Pat yourself on the back. You have completed your taxes and filed away your return, never to be seen again. But before this tax season becomes a distant memory, why not make plans for next year?
We’ve all heard the importance of planning, but how many of us have applied the sage advice towards our taxes? Here are some strategies to help your overall financial plan to be more tax-efficient while helping your tax advisor (or you, for DIYers) be more filing-efficient:
Most of us wait until the week (while others wait until the day) before we meet our tax guy or gal to shove mounds of crumbled receipts, unperforated W-2s, and an inch thick worth of bank/brokerage statements into a manila folder.
But whether you do your taxes on a DIY tax software or go to a tax professional, why not save time for all parties involved? Start filing your records in an accordian folder. Have individual tabs categorized to help separate and identify the various records: W-2s, 1099s you earned, 1099s you paid, asset statements, large ticket receipts, etc. Have the folder somewhere visible where you can file your items when available.
There are a multitude of ways to either lower or postpone paying taxes in the current year. You can contribute money into your retirement account(s), tax harvest your losses from a brokerage account(s), and/or deduct interest on your student loans or a mortgage, if you own a home, to name a few. Keep in mind, the IRS allows us to legally avoid (mitigate) taxes, just not evade taxes.
Tax results can differ drastically by having more credits vs deductions. What is the difference you ask? A tax credit is a dollar for dollar reduction of the taxes owed while a tax deduction lowers your tax liability by reducing the taxable income. Clear as mud? A simple example is if you are single and have an income of $40,000. As a single taxfiler, the IRS allows you a deduction of $12,400 (in 2020) allowing your taxable income to be $27,600 ($40,000 minus $12,400). Say your tax rate is 12%, you would owe $3,312 ($27,600 X 12%) to Uncle Sam. On the flip side, say you had a tax credit of $3000, using the previous example, the taxes owed would be $312 ($3,312 minus $3,000).

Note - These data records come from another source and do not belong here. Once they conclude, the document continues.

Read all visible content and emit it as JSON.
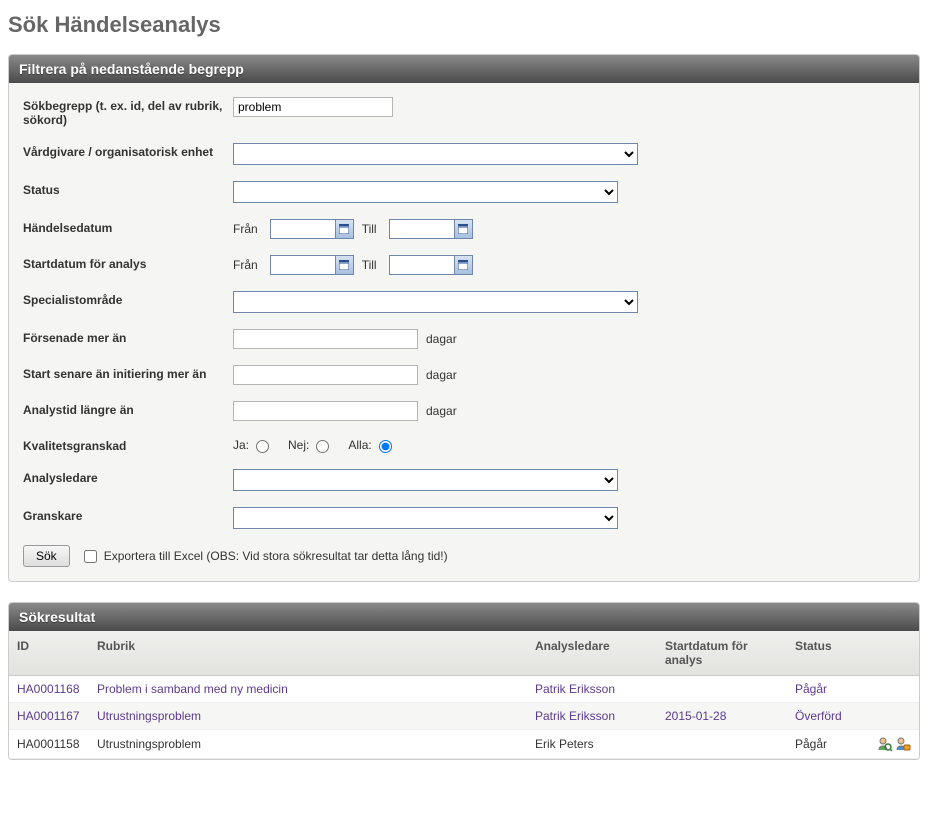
{
  "page_title": "Sök Händelseanalys",
  "filter_panel": {
    "header": "Filtrera på nedanstående begrepp",
    "labels": {
      "sokbegrepp": "Sökbegrepp (t. ex. id, del av rubrik, sökord)",
      "vardgivare": "Vårdgivare / organisatorisk enhet",
      "status": "Status",
      "handelsedatum": "Händelsedatum",
      "startdatum": "Startdatum för analys",
      "specialist": "Specialistområde",
      "forsenade": "Försenade mer än",
      "start_senare": "Start senare än initiering mer än",
      "analystid": "Analystid längre än",
      "kvalitet": "Kvalitetsgranskad",
      "analysledare": "Analysledare",
      "granskare": "Granskare"
    },
    "sublabels": {
      "fran": "Från",
      "till": "Till",
      "dagar": "dagar",
      "ja": "Ja:",
      "nej": "Nej:",
      "alla": "Alla:"
    },
    "values": {
      "sokbegrepp": "problem",
      "vardgivare": "",
      "status": "",
      "handelsedatum_fran": "",
      "handelsedatum_till": "",
      "startdatum_fran": "",
      "startdatum_till": "",
      "specialist": "",
      "forsenade": "",
      "start_senare": "",
      "analystid": "",
      "kvalitet_radio": "alla",
      "analysledare": "",
      "granskare": ""
    },
    "buttons": {
      "sok": "Sök",
      "export_label": "Exportera till Excel (OBS: Vid stora sökresultat tar detta lång tid!)"
    }
  },
  "results_panel": {
    "header": "Sökresultat",
    "columns": {
      "id": "ID",
      "rubrik": "Rubrik",
      "analysledare": "Analysledare",
      "startdatum": "Startdatum för analys",
      "status": "Status"
    },
    "rows": [
      {
        "id": "HA0001168",
        "rubrik": "Problem i samband med ny medicin",
        "analysledare": "Patrik Eriksson",
        "startdatum": "",
        "status": "Pågår",
        "linked": true,
        "icons": []
      },
      {
        "id": "HA0001167",
        "rubrik": "Utrustningsproblem",
        "analysledare": "Patrik Eriksson",
        "startdatum": "2015-01-28",
        "status": "Överförd",
        "linked": true,
        "icons": []
      },
      {
        "id": "HA0001158",
        "rubrik": "Utrustningsproblem",
        "analysledare": "Erik Peters",
        "startdatum": "",
        "status": "Pågår",
        "linked": false,
        "icons": [
          "user-search-icon",
          "user-role-icon"
        ]
      }
    ]
  }
}
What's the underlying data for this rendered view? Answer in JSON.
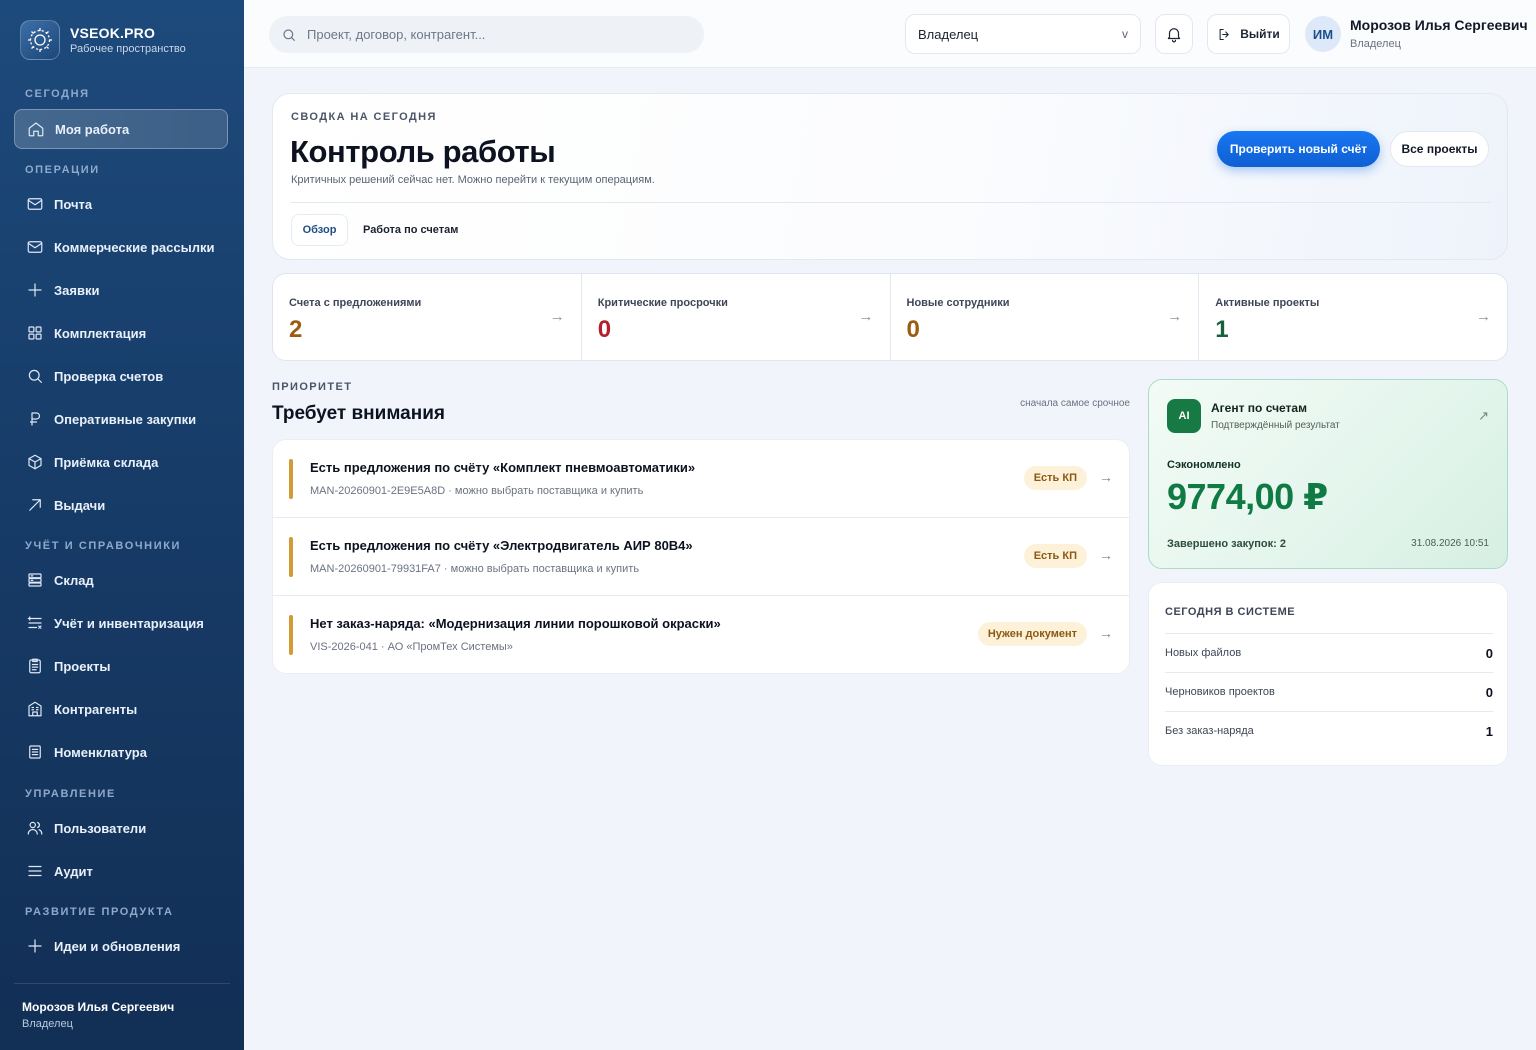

For those who are charitably inclined, you can enjoy an added benefit due to the CARES ACT that was passed in March of 2020. Prior to the new changes, if you donated cash to your favorite organization, you could only deduct up to a maximum of 60% of your adjusted gross income (AGI). Since the changes, 100% of your donations is now tax deductible. In other words, if you donated $5000 this year, you would be able to deduct $5000 from your taxable income. Take note that this deduction can only be used if you are itemizing.
What many us realize too late is that if you plan on hiring a tax professional to do your taxes, you have to sign up early. There is a limit to how many new clients a tax preparer can handle each season and once the capacity limit is filled, the doors close up and you may be left scrambling to find someone who still has room. Don’t be left behind — secure a spot sooner than later. For those who are used to filing taxes using a home based software, you should still explore your options early to have ample time to research your product of choice. Not all are created equal nor user friendly.
Don’t wait until it’s too late to make the right moves before the next tax season. Reach out to your financial planner or tax professional now to discuss a plan that will help you succeed in your goals.
I am excited to introduce Liam Wall, our Summer Intern and business student at Loyola Maramount University, who will be contributing his time and sharing his knowledge on Otium’s ET SIMPLEX SOLUTIO Blog site. He will be submitting two personal finance articles in July (and possibly two more in August) that, without a doubt, will be informative and thought provoking. Hope you enjoy!